YesNo by Timo Kahlen feels like “traditional” net art, a well crafted stuck webpage for the user’s aural and clickable enjoyment.
Continuum, ISBN-13: 978-1441161369, 304 pages, 2010, English
This is a book about “auditory life,” exploring the everyday practice of listening and how auditory studies can better interpret and influence society. Systematically divided into chapters which reflect specific urban acoustic environments (Underground, Home, Sidewalk, Street, Shopping Mall, Sky), the text extensively researches habits, practices, tactics, myths, conventions and performances which can actively shape what hits our ears, and so what aurally impacts our being in different habitats. An interdisciplinary and cultural mapping of urban topology is then accomplished, drawing from history as well as street art, architecture and sound studies, properly analyzing popular and easily dismissed concepts like “noise pollution.” Artist practices are integrated for their value of questioning everyday life in its schemes, describing a more complex, dynamic and mutually influential relationship between sound and society. LaBelle compiles here “itineraries” of acoustic domains, where the usual and potential soundscape is defined by familiar as well strange or purposely generated/emitted sounds. Each chapter starts with a quote from a famous band/composer and then develops its own path, delivering an engaging vision of familiar spaces, which is likely to definitively impact how the reader experiences these places.
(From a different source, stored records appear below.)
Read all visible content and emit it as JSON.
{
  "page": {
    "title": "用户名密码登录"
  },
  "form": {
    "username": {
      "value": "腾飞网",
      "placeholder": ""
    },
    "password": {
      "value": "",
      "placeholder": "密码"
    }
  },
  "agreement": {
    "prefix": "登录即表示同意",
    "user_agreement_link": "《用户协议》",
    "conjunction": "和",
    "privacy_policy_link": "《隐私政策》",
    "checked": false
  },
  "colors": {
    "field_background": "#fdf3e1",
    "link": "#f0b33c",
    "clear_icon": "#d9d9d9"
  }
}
The final perspective is that of a small acoustic universe (from underground to sky) which is pulsating with life and perceptive opportunities. The book is very informative, a seminal work in sonic research.